• [Provided records]

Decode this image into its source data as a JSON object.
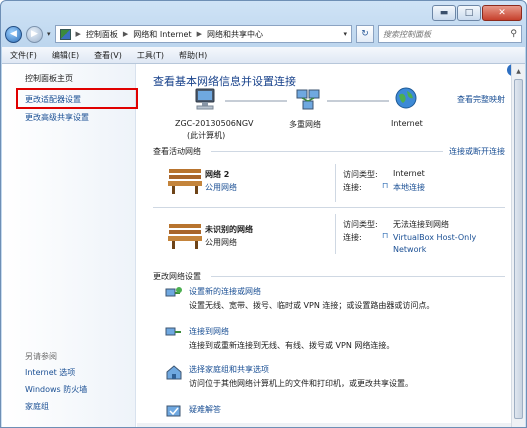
{
  "caption": {
    "minimize": "▬",
    "maximize": "□",
    "close": "✕"
  },
  "navbar": {
    "back": "◀",
    "forward": "▶",
    "history": "▾",
    "breadcrumb": [
      "控制面板",
      "网络和 Internet",
      "网络和共享中心"
    ],
    "search_placeholder": "搜索控制面板"
  },
  "menu": [
    "文件(F)",
    "编辑(E)",
    "查看(V)",
    "工具(T)",
    "帮助(H)"
  ],
  "sidebar": {
    "home": "控制面板主页",
    "items": [
      "更改适配器设置",
      "更改高级共享设置"
    ],
    "see_also_title": "另请参阅",
    "see_also": [
      "Internet 选项",
      "Windows 防火墙",
      "家庭组"
    ]
  },
  "main": {
    "title": "查看基本网络信息并设置连接",
    "view_full_map": "查看完整映射",
    "map": {
      "computer": "ZGC-20130506NGV",
      "computer_sub": "(此计算机)",
      "network": "多重网络",
      "internet": "Internet"
    },
    "active_header": "查看活动网络",
    "connect_disconnect": "连接或断开连接",
    "networks": [
      {
        "name": "网络  2",
        "type": "公用网络",
        "access_label": "访问类型:",
        "access_value": "Internet",
        "conn_label": "连接:",
        "conn_value": "本地连接"
      },
      {
        "name": "未识别的网络",
        "type": "公用网络",
        "access_label": "访问类型:",
        "access_value": "无法连接到网络",
        "conn_label": "连接:",
        "conn_value": "VirtualBox Host-Only Network"
      }
    ],
    "change_header": "更改网络设置",
    "tasks": [
      {
        "title": "设置新的连接或网络",
        "desc": "设置无线、宽带、拨号、临时或 VPN 连接；或设置路由器或访问点。"
      },
      {
        "title": "连接到网络",
        "desc": "连接到或重新连接到无线、有线、拨号或 VPN 网络连接。"
      },
      {
        "title": "选择家庭组和共享选项",
        "desc": "访问位于其他网络计算机上的文件和打印机，或更改共享设置。"
      },
      {
        "title": "疑难解答",
        "desc": ""
      }
    ]
  },
  "colors": {
    "link": "#1a4f94",
    "title": "#16408a",
    "highlight_box": "#e00000"
  }
}
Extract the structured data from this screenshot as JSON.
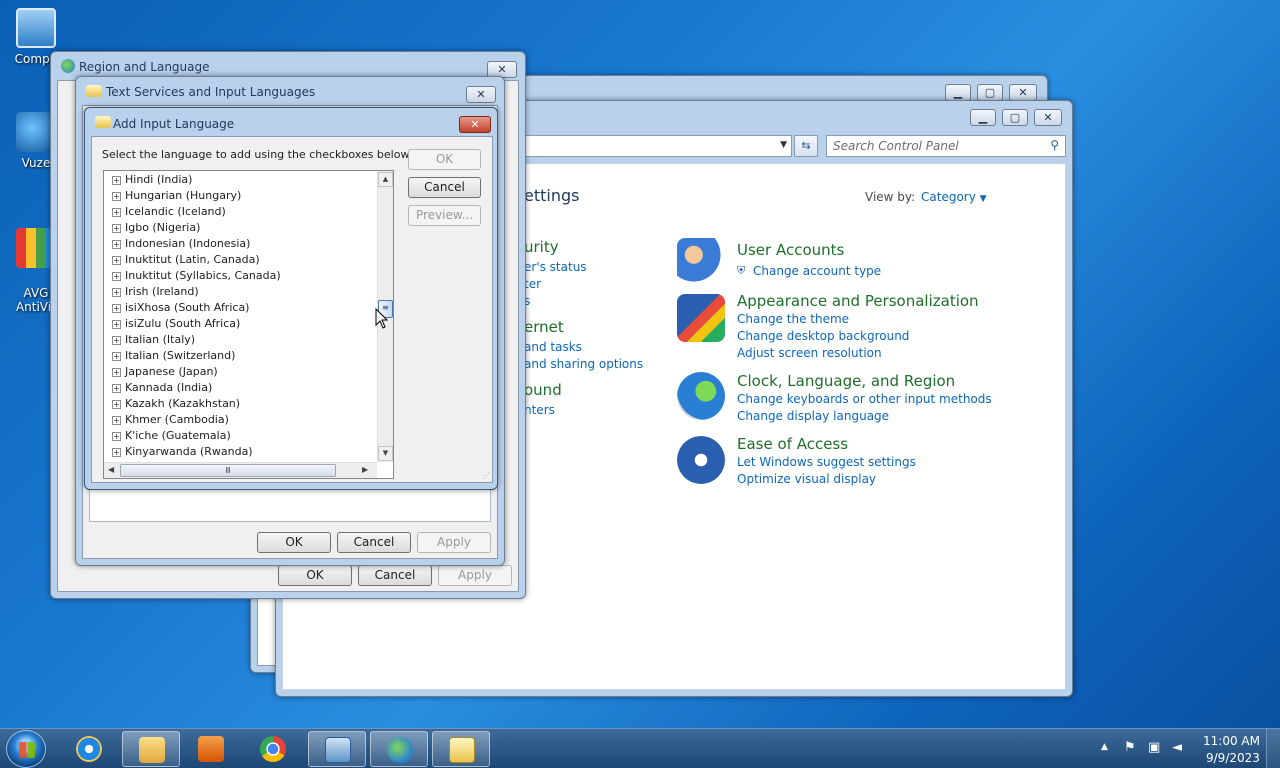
{
  "desktop": {
    "icons": [
      {
        "label": "Compu"
      },
      {
        "label": "Vuze"
      },
      {
        "label": "AVG\nAntiVir"
      }
    ]
  },
  "control_panel": {
    "search_placeholder": "Search Control Panel",
    "heading_partial": "ettings",
    "view_by_label": "View by:",
    "view_by_value": "Category",
    "left_partial": [
      {
        "text": "urity",
        "kind": "head"
      },
      {
        "text": "er's status",
        "kind": "link"
      },
      {
        "text": "ter",
        "kind": "link"
      },
      {
        "text": "s",
        "kind": "link"
      },
      {
        "text": "ernet",
        "kind": "head"
      },
      {
        "text": "and tasks",
        "kind": "link"
      },
      {
        "text": "and sharing options",
        "kind": "link"
      },
      {
        "text": "ound",
        "kind": "head"
      },
      {
        "text": "nters",
        "kind": "link"
      }
    ],
    "categories": [
      {
        "title": "User Accounts",
        "links": [
          "Change account type"
        ]
      },
      {
        "title": "Appearance and Personalization",
        "links": [
          "Change the theme",
          "Change desktop background",
          "Adjust screen resolution"
        ]
      },
      {
        "title": "Clock, Language, and Region",
        "links": [
          "Change keyboards or other input methods",
          "Change display language"
        ]
      },
      {
        "title": "Ease of Access",
        "links": [
          "Let Windows suggest settings",
          "Optimize visual display"
        ]
      }
    ]
  },
  "region_window": {
    "title": "Region and Language",
    "ok": "OK",
    "cancel": "Cancel",
    "apply": "Apply"
  },
  "text_services_window": {
    "title": "Text Services and Input Languages",
    "ok": "OK",
    "cancel": "Cancel",
    "apply": "Apply"
  },
  "add_input_dialog": {
    "title": "Add Input Language",
    "instruction": "Select the language to add using the checkboxes below.",
    "ok": "OK",
    "cancel": "Cancel",
    "preview": "Preview...",
    "languages": [
      "Hindi (India)",
      "Hungarian (Hungary)",
      "Icelandic (Iceland)",
      "Igbo (Nigeria)",
      "Indonesian (Indonesia)",
      "Inuktitut (Latin, Canada)",
      "Inuktitut (Syllabics, Canada)",
      "Irish (Ireland)",
      "isiXhosa (South Africa)",
      "isiZulu (South Africa)",
      "Italian (Italy)",
      "Italian (Switzerland)",
      "Japanese (Japan)",
      "Kannada (India)",
      "Kazakh (Kazakhstan)",
      "Khmer (Cambodia)",
      "K'iche (Guatemala)",
      "Kinyarwanda (Rwanda)"
    ]
  },
  "taskbar": {
    "time": "11:00 AM",
    "date": "9/9/2023"
  }
}
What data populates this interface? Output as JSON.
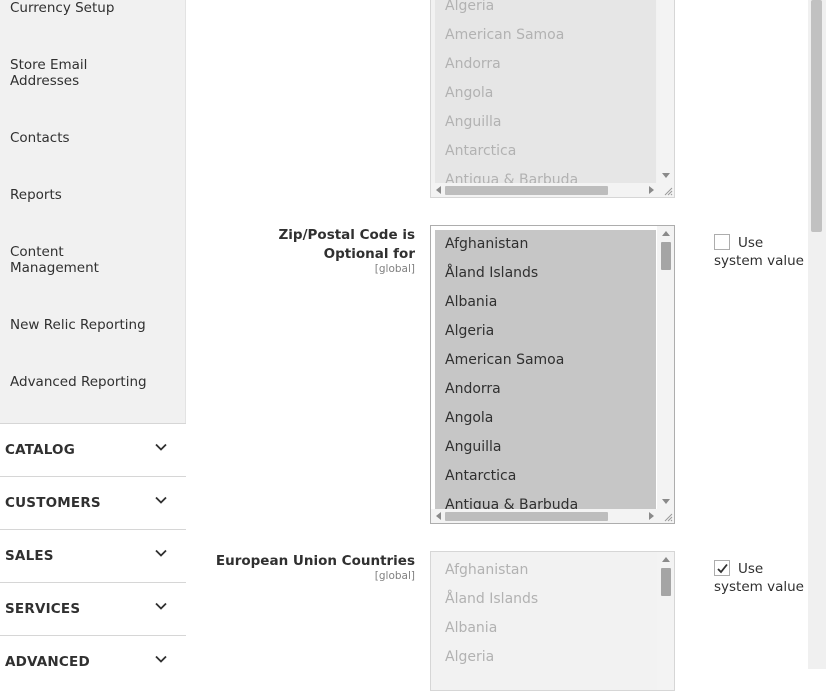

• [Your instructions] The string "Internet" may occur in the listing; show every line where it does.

• [Response to the task]
      "网络和 Internet",
      "Internet 选项",
      "internet": "Internet"
        "access_value": "Internet",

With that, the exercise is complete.